The city boasts nine UNESCO World Heritage sites, seven of which have been forged by the hand of Catalan architect Antonin Gaudi and his distinctive Modernista style. Buildings such as Casa Mila in downtown Eixample neighbourhood cannot fail to impress any visitor; a building with no straight lines or right angles which mirrors the seas waves and other natural forms. This essence is carried throughout many of Gaudi's works, with an attempt to utilise natural forms such as shells, trees and animals in as much of his works as possible. Nearby Casa Batllo has a facade often compared to a lily pond painted by Monet, and its tiled roof represents the scaly dragon's back slain by Saint George - Catalonia's patron saint.
Perhaps the most famous building in Barcelona is the Sagrada Familia or holy family cathedral, again the hand of Gaudi was at work here until his untimely death - he was run over by a tram outside the Cathedral and is buried in its crypt. Each of these buildings is striking amongst their neighbouring buildings, but it is at night when they come alive. Casa Mila is eerily lit and makes heads turn on the corner of Passeig de Gracia boulevard. Casa Battlo is often lit from below in different colours, such as reds and greens. Sagrada Familia needs no colours to highlight its features and is bathed in white light, casting shadows and illuminating each façade the complete opposite way round from the daylight. The result is a photo opportunity not to be missed with the nativity façade resembling a melting candle, and the crucifixion façade highlighting the linier aspects of the arches and naves, with the figures depicting the stations of the cross almost robotic.
Another amazing building to view by night is the Torre Agbar - originally met with a mixed reception, the building has over 4000 individual LED devices which can be turned on to form different colours, in a wave of images or collages. This is the third highest building in Barcelona, and stands pretty much alone in the Plaça Glories in the new urban regeneration project of 22@.

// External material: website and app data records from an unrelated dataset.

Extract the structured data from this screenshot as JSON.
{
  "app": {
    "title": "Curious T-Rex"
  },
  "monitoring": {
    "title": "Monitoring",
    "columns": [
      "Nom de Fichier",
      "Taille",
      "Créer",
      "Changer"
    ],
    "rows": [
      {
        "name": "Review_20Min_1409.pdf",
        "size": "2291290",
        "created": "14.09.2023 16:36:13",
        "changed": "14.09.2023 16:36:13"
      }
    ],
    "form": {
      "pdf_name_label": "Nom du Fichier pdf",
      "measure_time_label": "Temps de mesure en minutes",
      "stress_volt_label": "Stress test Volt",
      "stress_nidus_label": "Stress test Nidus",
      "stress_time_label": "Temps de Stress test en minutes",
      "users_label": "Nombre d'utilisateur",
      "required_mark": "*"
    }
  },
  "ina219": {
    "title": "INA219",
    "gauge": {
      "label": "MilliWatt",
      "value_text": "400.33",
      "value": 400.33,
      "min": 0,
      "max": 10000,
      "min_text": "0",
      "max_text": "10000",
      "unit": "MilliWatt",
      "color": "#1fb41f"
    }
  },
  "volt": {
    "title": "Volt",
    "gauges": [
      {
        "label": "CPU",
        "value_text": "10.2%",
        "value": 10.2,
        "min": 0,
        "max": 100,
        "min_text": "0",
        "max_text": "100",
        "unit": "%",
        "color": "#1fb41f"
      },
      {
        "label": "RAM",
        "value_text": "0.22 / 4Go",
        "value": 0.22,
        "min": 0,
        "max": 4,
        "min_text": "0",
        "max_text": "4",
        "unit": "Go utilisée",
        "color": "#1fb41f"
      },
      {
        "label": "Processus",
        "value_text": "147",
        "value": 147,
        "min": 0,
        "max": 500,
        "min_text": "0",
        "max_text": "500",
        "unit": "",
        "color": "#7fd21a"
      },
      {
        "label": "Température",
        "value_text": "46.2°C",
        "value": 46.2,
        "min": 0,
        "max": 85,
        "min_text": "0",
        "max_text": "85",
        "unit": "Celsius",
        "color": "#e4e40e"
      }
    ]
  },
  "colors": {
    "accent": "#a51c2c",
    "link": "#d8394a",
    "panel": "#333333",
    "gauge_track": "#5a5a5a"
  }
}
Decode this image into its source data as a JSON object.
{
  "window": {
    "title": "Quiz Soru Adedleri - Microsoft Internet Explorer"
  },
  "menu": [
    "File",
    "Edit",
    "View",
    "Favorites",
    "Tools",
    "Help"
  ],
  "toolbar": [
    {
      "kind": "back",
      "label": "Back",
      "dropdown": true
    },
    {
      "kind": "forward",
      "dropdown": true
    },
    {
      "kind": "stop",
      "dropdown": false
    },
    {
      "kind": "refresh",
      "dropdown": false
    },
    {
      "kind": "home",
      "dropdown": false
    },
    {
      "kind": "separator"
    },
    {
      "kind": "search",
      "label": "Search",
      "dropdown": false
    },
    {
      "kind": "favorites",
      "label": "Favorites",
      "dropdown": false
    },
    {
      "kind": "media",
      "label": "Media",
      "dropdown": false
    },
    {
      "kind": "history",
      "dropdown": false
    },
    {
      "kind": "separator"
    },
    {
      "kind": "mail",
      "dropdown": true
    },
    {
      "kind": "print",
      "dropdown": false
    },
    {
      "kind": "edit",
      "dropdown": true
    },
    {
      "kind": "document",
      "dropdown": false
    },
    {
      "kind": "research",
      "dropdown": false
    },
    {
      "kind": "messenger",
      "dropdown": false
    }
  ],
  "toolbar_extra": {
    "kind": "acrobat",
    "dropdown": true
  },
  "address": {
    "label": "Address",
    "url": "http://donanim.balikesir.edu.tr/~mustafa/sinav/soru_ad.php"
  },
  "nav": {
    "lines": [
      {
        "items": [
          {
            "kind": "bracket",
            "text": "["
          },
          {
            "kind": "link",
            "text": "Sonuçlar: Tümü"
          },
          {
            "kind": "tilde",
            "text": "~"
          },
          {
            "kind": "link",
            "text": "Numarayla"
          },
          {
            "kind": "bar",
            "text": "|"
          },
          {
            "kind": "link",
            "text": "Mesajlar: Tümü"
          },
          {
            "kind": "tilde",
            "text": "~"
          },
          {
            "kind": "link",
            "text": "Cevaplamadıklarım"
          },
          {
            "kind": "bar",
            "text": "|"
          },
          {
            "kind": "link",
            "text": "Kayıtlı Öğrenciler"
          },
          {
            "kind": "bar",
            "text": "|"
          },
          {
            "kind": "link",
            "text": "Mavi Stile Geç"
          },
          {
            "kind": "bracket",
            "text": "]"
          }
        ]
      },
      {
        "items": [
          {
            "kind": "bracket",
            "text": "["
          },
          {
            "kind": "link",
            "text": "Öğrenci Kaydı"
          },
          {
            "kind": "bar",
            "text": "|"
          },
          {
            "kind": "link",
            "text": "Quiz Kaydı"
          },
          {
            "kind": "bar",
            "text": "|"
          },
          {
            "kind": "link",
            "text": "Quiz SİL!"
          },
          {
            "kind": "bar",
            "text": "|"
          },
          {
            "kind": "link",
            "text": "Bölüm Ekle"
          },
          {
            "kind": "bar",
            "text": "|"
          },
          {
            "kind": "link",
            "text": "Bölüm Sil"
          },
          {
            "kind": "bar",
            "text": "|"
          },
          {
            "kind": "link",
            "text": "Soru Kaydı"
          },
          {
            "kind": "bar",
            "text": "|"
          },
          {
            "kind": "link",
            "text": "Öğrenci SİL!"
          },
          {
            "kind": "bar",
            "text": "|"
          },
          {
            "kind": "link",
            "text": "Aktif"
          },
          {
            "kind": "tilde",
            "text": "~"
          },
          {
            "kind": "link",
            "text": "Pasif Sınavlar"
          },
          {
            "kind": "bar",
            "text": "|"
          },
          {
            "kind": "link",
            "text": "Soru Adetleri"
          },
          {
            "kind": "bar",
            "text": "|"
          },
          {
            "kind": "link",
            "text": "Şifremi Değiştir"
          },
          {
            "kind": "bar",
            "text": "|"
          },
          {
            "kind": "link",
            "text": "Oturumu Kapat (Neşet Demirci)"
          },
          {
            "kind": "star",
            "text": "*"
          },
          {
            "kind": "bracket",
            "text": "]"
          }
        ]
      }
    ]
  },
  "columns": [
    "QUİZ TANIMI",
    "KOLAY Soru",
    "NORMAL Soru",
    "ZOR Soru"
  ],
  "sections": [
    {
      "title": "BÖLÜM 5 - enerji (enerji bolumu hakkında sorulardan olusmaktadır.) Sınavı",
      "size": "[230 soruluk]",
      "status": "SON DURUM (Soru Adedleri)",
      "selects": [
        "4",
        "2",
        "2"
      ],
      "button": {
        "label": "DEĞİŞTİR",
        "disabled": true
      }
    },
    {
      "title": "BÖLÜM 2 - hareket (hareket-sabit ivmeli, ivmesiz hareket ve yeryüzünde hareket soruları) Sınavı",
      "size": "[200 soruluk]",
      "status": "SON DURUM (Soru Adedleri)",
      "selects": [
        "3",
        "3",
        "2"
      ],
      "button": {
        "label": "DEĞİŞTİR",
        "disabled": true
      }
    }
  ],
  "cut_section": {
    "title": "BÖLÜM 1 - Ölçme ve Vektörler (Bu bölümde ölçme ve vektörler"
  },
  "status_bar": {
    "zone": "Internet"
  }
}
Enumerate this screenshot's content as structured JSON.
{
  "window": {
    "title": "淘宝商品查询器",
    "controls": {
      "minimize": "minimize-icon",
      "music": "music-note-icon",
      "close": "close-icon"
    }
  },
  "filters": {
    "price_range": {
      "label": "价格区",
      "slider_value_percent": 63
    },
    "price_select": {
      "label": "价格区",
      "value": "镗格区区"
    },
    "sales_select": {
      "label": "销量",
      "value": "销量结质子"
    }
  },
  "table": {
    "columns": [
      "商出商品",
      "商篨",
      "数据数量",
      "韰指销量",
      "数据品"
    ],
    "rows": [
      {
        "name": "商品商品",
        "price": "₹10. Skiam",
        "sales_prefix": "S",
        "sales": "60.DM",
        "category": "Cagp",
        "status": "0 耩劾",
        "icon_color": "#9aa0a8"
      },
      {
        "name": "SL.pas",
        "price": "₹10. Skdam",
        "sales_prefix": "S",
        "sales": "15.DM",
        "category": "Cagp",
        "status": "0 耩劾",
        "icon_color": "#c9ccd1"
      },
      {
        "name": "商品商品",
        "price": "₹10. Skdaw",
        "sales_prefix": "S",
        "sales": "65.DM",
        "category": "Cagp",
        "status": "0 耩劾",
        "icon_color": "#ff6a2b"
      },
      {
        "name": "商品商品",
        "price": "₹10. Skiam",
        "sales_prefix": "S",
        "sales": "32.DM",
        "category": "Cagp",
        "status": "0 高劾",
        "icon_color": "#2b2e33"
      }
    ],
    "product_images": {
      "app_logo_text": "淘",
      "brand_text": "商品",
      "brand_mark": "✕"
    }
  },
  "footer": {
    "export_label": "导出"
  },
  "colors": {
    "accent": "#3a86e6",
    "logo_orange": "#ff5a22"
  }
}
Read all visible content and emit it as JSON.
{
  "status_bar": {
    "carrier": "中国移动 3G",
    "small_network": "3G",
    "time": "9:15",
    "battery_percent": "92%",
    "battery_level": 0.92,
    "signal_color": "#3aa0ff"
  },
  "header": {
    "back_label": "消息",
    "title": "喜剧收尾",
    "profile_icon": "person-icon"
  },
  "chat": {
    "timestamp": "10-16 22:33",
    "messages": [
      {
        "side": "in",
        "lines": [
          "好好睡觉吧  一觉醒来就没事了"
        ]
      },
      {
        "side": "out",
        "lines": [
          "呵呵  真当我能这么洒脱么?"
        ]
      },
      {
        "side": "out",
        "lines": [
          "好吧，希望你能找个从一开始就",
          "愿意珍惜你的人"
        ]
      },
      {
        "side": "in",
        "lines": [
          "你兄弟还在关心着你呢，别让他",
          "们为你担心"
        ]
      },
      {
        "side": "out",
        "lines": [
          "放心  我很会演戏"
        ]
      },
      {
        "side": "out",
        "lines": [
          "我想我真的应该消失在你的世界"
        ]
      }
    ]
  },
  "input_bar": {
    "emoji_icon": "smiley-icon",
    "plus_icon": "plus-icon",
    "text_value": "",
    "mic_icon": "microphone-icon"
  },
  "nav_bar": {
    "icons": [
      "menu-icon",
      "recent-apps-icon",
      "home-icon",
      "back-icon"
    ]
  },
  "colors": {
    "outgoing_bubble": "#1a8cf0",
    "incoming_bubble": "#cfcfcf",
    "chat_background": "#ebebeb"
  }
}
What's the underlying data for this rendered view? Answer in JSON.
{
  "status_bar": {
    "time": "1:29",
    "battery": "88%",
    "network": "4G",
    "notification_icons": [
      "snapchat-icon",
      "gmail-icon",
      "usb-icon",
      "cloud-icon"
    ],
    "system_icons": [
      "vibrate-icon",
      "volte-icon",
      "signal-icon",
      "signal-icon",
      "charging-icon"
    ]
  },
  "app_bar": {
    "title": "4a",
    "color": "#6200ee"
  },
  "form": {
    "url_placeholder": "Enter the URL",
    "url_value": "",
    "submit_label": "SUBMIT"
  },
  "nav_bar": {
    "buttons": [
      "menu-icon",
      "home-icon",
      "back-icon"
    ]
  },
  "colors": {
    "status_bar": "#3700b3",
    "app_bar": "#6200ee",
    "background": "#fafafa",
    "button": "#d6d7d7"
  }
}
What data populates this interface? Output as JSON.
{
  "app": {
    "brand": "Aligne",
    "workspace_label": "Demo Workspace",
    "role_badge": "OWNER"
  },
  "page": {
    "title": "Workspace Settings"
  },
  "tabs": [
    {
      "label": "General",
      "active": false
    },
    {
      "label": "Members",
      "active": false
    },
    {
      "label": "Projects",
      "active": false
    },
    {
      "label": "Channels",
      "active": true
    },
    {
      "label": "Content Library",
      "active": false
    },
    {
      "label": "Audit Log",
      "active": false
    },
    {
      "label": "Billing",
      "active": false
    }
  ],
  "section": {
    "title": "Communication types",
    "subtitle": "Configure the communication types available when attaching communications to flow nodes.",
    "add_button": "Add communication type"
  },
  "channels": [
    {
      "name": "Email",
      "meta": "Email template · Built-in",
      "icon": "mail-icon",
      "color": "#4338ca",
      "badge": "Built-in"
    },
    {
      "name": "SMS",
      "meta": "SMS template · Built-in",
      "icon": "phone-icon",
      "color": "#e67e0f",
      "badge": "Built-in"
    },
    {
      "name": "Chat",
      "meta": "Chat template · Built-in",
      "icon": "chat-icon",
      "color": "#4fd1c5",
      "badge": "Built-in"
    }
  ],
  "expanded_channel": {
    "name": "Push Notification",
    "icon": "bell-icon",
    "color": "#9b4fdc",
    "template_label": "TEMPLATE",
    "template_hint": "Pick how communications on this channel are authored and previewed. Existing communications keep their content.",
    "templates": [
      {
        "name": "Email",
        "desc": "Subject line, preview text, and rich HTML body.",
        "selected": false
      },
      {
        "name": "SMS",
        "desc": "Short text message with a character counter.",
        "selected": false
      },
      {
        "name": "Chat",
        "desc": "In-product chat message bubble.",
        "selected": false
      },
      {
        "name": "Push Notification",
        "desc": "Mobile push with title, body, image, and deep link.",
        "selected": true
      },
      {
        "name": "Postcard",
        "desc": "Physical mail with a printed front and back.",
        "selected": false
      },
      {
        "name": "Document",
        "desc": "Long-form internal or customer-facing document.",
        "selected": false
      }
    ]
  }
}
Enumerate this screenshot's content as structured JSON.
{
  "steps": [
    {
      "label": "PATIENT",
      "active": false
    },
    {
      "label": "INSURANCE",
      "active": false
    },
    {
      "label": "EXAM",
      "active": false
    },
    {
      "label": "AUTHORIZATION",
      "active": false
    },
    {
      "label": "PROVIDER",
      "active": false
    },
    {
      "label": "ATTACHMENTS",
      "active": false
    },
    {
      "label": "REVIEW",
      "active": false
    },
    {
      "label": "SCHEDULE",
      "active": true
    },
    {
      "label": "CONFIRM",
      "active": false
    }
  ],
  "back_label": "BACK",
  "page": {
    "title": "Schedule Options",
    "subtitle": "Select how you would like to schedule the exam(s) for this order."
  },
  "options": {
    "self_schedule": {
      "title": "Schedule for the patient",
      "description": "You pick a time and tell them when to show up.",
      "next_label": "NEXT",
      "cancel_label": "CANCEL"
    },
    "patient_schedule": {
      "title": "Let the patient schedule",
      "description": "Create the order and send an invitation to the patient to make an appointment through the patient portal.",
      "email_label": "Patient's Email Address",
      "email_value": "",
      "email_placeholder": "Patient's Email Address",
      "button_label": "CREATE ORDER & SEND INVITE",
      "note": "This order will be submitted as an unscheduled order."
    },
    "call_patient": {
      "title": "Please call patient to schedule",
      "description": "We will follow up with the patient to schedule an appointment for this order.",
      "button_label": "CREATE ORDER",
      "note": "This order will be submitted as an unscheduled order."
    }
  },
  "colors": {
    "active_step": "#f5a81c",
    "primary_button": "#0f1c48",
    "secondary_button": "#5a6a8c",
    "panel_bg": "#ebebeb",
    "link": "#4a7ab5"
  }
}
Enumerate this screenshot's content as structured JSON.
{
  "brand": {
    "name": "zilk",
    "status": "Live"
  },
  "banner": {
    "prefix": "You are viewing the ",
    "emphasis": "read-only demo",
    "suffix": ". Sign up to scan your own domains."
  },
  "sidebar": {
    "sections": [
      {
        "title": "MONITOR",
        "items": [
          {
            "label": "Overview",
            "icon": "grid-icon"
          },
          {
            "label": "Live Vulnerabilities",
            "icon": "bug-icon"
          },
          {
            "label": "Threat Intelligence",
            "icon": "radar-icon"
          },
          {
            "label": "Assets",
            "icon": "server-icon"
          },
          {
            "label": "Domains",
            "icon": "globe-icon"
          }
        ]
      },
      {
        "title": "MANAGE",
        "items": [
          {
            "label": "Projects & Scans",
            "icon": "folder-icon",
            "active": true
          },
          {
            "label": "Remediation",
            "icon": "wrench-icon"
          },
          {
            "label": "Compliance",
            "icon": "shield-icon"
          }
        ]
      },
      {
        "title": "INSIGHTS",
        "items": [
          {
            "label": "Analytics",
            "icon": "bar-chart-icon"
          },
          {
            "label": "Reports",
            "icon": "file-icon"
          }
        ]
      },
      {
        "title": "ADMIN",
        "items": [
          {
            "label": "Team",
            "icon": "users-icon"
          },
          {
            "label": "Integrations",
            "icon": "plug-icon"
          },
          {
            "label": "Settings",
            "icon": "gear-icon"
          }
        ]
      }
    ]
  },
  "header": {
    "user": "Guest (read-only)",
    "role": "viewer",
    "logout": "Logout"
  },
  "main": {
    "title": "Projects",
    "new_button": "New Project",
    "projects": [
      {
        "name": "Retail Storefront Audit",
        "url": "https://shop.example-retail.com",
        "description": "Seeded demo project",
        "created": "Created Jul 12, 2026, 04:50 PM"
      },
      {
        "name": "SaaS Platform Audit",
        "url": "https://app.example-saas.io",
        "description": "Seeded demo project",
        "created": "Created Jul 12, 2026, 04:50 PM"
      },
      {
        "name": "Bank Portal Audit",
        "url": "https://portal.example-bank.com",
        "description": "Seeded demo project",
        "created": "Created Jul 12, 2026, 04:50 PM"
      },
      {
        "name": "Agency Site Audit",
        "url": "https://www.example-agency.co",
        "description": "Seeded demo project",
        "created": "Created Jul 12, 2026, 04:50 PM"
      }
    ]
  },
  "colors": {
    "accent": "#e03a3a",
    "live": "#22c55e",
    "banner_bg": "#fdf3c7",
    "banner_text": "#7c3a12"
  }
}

What night visit could be complete without a visit to the musical, magical fountains at Montjüic? This showpiece from the 1992 Olympics has evening shows at varying times through the year, and is a great place to visit with young or old. The jets and streams of water dance to light and music - anything from classical to pop, and even the classic Barcelona theme song from the Olympics! So what's the best way to combine all of these night-light viewings? Well, you're in luck! From June to September, the city's Tourist Bus runs a night route, starting at the city's main square, Plaça Catalunya at 20:30 and ending at Plaça Espanya and the fountains at around midnight. Expect to be wowed by many of the city sights at night, not only those mentioned here, but a world more! It's highly recommended as an alternative night out in Barcelona, and still leaves time afterwards to sample some of the great Barcelona nightlife, too as everything doesn't really get going until way after midnight!